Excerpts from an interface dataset
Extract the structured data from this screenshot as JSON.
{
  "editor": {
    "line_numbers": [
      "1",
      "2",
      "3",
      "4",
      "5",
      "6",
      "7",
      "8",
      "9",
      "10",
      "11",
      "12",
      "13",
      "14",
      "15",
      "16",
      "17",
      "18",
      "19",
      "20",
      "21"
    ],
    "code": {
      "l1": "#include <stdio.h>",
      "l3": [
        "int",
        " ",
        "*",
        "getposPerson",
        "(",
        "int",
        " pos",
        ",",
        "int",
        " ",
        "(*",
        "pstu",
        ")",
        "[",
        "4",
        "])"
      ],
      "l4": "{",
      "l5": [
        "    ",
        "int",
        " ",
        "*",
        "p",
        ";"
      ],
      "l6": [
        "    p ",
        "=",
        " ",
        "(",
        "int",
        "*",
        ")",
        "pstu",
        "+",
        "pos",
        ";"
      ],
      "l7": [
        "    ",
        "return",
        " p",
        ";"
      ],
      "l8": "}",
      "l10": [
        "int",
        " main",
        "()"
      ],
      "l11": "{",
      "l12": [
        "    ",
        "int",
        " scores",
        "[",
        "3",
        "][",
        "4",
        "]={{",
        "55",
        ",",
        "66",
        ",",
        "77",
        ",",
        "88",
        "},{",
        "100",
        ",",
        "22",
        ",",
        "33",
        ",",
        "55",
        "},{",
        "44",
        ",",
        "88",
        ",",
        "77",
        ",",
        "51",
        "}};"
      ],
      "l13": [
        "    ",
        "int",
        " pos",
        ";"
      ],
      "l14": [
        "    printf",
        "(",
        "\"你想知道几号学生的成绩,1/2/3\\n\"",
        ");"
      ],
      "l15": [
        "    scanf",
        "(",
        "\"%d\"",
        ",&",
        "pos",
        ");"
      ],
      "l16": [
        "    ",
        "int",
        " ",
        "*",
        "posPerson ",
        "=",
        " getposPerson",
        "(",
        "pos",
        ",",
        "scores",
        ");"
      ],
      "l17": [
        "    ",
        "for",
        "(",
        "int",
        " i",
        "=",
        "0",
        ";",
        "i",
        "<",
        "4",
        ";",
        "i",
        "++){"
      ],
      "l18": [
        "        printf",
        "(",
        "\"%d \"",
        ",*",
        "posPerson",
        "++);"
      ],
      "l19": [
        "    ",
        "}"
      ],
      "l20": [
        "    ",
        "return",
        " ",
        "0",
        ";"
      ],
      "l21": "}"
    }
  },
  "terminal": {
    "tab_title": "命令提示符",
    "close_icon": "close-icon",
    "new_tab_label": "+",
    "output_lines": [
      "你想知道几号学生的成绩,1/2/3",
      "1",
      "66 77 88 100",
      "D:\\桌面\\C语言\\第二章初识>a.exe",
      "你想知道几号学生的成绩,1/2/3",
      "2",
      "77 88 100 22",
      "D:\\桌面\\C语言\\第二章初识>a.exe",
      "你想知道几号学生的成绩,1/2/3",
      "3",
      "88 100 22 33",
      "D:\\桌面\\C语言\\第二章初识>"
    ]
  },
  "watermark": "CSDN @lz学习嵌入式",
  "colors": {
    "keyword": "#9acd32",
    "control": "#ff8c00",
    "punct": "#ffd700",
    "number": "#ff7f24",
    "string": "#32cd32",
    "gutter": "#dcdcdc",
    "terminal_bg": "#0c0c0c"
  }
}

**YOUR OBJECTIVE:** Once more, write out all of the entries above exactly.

**RESULT FOR THIS EXERCISE:**
Extract the structured data from this screenshot as JSON.
{
  "editor": {
    "line_numbers": [
      "1",
      "2",
      "3",
      "4",
      "5",
      "6",
      "7",
      "8",
      "9",
      "10",
      "11",
      "12",
      "13",
      "14",
      "15",
      "16",
      "17",
      "18",
      "19",
      "20",
      "21"
    ],
    "code": {
      "l1": "#include <stdio.h>",
      "l3": [
        "int",
        " ",
        "*",
        "getposPerson",
        "(",
        "int",
        " pos",
        ",",
        "int",
        " ",
        "(*",
        "pstu",
        ")",
        "[",
        "4",
        "])"
      ],
      "l4": "{",
      "l5": [
        "    ",
        "int",
        " ",
        "*",
        "p",
        ";"
      ],
      "l6": [
        "    p ",
        "=",
        " ",
        "(",
        "int",
        "*",
        ")",
        "pstu",
        "+",
        "pos",
        ";"
      ],
      "l7": [
        "    ",
        "return",
        " p",
        ";"
      ],
      "l8": "}",
      "l10": [
        "int",
        " main",
        "()"
      ],
      "l11": "{",
      "l12": [
        "    ",
        "int",
        " scores",
        "[",
        "3",
        "][",
        "4",
        "]={{",
        "55",
        ",",
        "66",
        ",",
        "77",
        ",",
        "88",
        "},{",
        "100",
        ",",
        "22",
        ",",
        "33",
        ",",
        "55",
        "},{",
        "44",
        ",",
        "88",
        ",",
        "77",
        ",",
        "51",
        "}};"
      ],
      "l13": [
        "    ",
        "int",
        " pos",
        ";"
      ],
      "l14": [
        "    printf",
        "(",
        "\"你想知道几号学生的成绩,1/2/3\\n\"",
        ");"
      ],
      "l15": [
        "    scanf",
        "(",
        "\"%d\"",
        ",&",
        "pos",
        ");"
      ],
      "l16": [
        "    ",
        "int",
        " ",
        "*",
        "posPerson ",
        "=",
        " getposPerson",
        "(",
        "pos",
        ",",
        "scores",
        ");"
      ],
      "l17": [
        "    ",
        "for",
        "(",
        "int",
        " i",
        "=",
        "0",
        ";",
        "i",
        "<",
        "4",
        ";",
        "i",
        "++){"
      ],
      "l18": [
        "        printf",
        "(",
        "\"%d \"",
        ",*",
        "posPerson",
        "++);"
      ],
      "l19": [
        "    ",
        "}"
      ],
      "l20": [
        "    ",
        "return",
        " ",
        "0",
        ";"
      ],
      "l21": "}"
    }
  },
  "terminal": {
    "tab_title": "命令提示符",
    "close_icon": "close-icon",
    "new_tab_label": "+",
    "output_lines": [
      "你想知道几号学生的成绩,1/2/3",
      "1",
      "66 77 88 100",
      "D:\\桌面\\C语言\\第二章初识>a.exe",
      "你想知道几号学生的成绩,1/2/3",
      "2",
      "77 88 100 22",
      "D:\\桌面\\C语言\\第二章初识>a.exe",
      "你想知道几号学生的成绩,1/2/3",
      "3",
      "88 100 22 33",
      "D:\\桌面\\C语言\\第二章初识>"
    ]
  },
  "watermark": "CSDN @lz学习嵌入式",
  "colors": {
    "keyword": "#9acd32",
    "control": "#ff8c00",
    "punct": "#ffd700",
    "number": "#ff7f24",
    "string": "#32cd32",
    "gutter": "#dcdcdc",
    "terminal_bg": "#0c0c0c"
  }
}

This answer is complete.